### Problem
Go through the records underneath and write each one out again exactly.

··········

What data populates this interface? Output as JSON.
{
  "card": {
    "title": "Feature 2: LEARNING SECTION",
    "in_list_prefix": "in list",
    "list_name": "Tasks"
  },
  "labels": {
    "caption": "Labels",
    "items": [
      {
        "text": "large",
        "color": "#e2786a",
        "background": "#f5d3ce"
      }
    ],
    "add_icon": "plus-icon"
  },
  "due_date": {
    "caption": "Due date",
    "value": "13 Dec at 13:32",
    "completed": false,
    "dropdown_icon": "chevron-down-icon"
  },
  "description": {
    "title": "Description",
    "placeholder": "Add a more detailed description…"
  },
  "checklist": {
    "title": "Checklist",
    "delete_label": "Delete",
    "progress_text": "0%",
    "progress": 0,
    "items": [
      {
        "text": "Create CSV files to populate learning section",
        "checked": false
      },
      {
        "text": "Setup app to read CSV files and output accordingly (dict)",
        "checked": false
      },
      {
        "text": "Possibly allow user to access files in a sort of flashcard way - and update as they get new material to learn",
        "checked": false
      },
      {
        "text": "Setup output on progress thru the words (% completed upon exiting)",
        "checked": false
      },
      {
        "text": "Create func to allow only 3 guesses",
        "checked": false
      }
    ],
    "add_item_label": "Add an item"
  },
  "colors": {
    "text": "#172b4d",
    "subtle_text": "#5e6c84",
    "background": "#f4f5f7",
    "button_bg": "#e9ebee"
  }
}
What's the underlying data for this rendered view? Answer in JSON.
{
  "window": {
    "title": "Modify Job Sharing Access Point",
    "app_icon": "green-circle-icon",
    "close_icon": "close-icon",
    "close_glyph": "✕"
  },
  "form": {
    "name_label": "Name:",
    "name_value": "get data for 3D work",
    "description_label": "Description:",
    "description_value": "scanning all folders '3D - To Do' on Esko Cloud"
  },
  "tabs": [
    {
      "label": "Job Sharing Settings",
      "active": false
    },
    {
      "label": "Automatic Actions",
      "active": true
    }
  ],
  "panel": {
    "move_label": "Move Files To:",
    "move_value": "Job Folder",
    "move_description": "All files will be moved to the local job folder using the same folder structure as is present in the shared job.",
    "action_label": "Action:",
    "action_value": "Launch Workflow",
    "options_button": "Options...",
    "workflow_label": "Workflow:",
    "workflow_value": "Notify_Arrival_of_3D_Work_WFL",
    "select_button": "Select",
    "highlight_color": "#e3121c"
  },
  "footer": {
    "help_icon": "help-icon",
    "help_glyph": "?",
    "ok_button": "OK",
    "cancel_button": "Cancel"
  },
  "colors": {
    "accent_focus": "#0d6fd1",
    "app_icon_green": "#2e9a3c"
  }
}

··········

### Solution to the problem
What data populates this interface? Output as JSON.
{
  "card": {
    "title": "Feature 2: LEARNING SECTION",
    "in_list_prefix": "in list",
    "list_name": "Tasks"
  },
  "labels": {
    "caption": "Labels",
    "items": [
      {
        "text": "large",
        "color": "#e2786a",
        "background": "#f5d3ce"
      }
    ],
    "add_icon": "plus-icon"
  },
  "due_date": {
    "caption": "Due date",
    "value": "13 Dec at 13:32",
    "completed": false,
    "dropdown_icon": "chevron-down-icon"
  },
  "description": {
    "title": "Description",
    "placeholder": "Add a more detailed description…"
  },
  "checklist": {
    "title": "Checklist",
    "delete_label": "Delete",
    "progress_text": "0%",
    "progress": 0,
    "items": [
      {
        "text": "Create CSV files to populate learning section",
        "checked": false
      },
      {
        "text": "Setup app to read CSV files and output accordingly (dict)",
        "checked": false
      },
      {
        "text": "Possibly allow user to access files in a sort of flashcard way - and update as they get new material to learn",
        "checked": false
      },
      {
        "text": "Setup output on progress thru the words (% completed upon exiting)",
        "checked": false
      },
      {
        "text": "Create func to allow only 3 guesses",
        "checked": false
      }
    ],
    "add_item_label": "Add an item"
  },
  "colors": {
    "text": "#172b4d",
    "subtle_text": "#5e6c84",
    "background": "#f4f5f7",
    "button_bg": "#e9ebee"
  }
}
What's the underlying data for this rendered view? Answer in JSON.
{
  "window": {
    "title": "Modify Job Sharing Access Point",
    "app_icon": "green-circle-icon",
    "close_icon": "close-icon",
    "close_glyph": "✕"
  },
  "form": {
    "name_label": "Name:",
    "name_value": "get data for 3D work",
    "description_label": "Description:",
    "description_value": "scanning all folders '3D - To Do' on Esko Cloud"
  },
  "tabs": [
    {
      "label": "Job Sharing Settings",
      "active": false
    },
    {
      "label": "Automatic Actions",
      "active": true
    }
  ],
  "panel": {
    "move_label": "Move Files To:",
    "move_value": "Job Folder",
    "move_description": "All files will be moved to the local job folder using the same folder structure as is present in the shared job.",
    "action_label": "Action:",
    "action_value": "Launch Workflow",
    "options_button": "Options...",
    "workflow_label": "Workflow:",
    "workflow_value": "Notify_Arrival_of_3D_Work_WFL",
    "select_button": "Select",
    "highlight_color": "#e3121c"
  },
  "footer": {
    "help_icon": "help-icon",
    "help_glyph": "?",
    "ok_button": "OK",
    "cancel_button": "Cancel"
  },
  "colors": {
    "accent_focus": "#0d6fd1",
    "app_icon_green": "#2e9a3c"
  }
}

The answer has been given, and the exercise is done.